■ Task to carry out: Print the listing below exactly. Leave nothing out.

[[ Records supplied open ]]

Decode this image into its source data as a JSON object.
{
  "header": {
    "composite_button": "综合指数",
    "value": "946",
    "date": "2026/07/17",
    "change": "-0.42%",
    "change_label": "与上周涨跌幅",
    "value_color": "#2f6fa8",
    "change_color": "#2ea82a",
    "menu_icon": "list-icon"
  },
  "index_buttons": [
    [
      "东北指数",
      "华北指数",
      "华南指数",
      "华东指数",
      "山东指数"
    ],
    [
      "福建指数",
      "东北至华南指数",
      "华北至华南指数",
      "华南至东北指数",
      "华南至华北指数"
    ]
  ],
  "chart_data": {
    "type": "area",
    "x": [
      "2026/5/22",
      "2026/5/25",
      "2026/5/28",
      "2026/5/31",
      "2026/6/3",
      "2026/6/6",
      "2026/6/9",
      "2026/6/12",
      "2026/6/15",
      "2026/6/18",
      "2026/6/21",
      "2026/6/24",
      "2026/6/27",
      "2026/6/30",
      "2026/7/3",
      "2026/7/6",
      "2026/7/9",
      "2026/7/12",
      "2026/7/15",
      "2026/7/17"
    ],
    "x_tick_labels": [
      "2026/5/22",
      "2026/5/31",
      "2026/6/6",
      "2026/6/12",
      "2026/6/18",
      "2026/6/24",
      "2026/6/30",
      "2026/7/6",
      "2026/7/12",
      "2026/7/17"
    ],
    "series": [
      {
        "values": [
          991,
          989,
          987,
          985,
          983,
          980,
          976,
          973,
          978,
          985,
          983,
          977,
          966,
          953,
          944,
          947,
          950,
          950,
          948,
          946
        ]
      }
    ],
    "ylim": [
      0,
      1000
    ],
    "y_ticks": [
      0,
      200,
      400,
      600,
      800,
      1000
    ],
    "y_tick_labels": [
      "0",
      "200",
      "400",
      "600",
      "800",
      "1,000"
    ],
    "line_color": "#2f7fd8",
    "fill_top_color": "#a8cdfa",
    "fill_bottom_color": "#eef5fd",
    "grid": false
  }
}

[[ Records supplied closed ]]

■ Task response:
Decode this image into its source data as a JSON object.
{
  "header": {
    "composite_button": "综合指数",
    "value": "946",
    "date": "2026/07/17",
    "change": "-0.42%",
    "change_label": "与上周涨跌幅",
    "value_color": "#2f6fa8",
    "change_color": "#2ea82a",
    "menu_icon": "list-icon"
  },
  "index_buttons": [
    [
      "东北指数",
      "华北指数",
      "华南指数",
      "华东指数",
      "山东指数"
    ],
    [
      "福建指数",
      "东北至华南指数",
      "华北至华南指数",
      "华南至东北指数",
      "华南至华北指数"
    ]
  ],
  "chart_data": {
    "type": "area",
    "x": [
      "2026/5/22",
      "2026/5/25",
      "2026/5/28",
      "2026/5/31",
      "2026/6/3",
      "2026/6/6",
      "2026/6/9",
      "2026/6/12",
      "2026/6/15",
      "2026/6/18",
      "2026/6/21",
      "2026/6/24",
      "2026/6/27",
      "2026/6/30",
      "2026/7/3",
      "2026/7/6",
      "2026/7/9",
      "2026/7/12",
      "2026/7/15",
      "2026/7/17"
    ],
    "x_tick_labels": [
      "2026/5/22",
      "2026/5/31",
      "2026/6/6",
      "2026/6/12",
      "2026/6/18",
      "2026/6/24",
      "2026/6/30",
      "2026/7/6",
      "2026/7/12",
      "2026/7/17"
    ],
    "series": [
      {
        "values": [
          991,
          989,
          987,
          985,
          983,
          980,
          976,
          973,
          978,
          985,
          983,
          977,
          966,
          953,
          944,
          947,
          950,
          950,
          948,
          946
        ]
      }
    ],
    "ylim": [
      0,
      1000
    ],
    "y_ticks": [
      0,
      200,
      400,
      600,
      800,
      1000
    ],
    "y_tick_labels": [
      "0",
      "200",
      "400",
      "600",
      "800",
      "1,000"
    ],
    "line_color": "#2f7fd8",
    "fill_top_color": "#a8cdfa",
    "fill_bottom_color": "#eef5fd",
    "grid": false
  }
}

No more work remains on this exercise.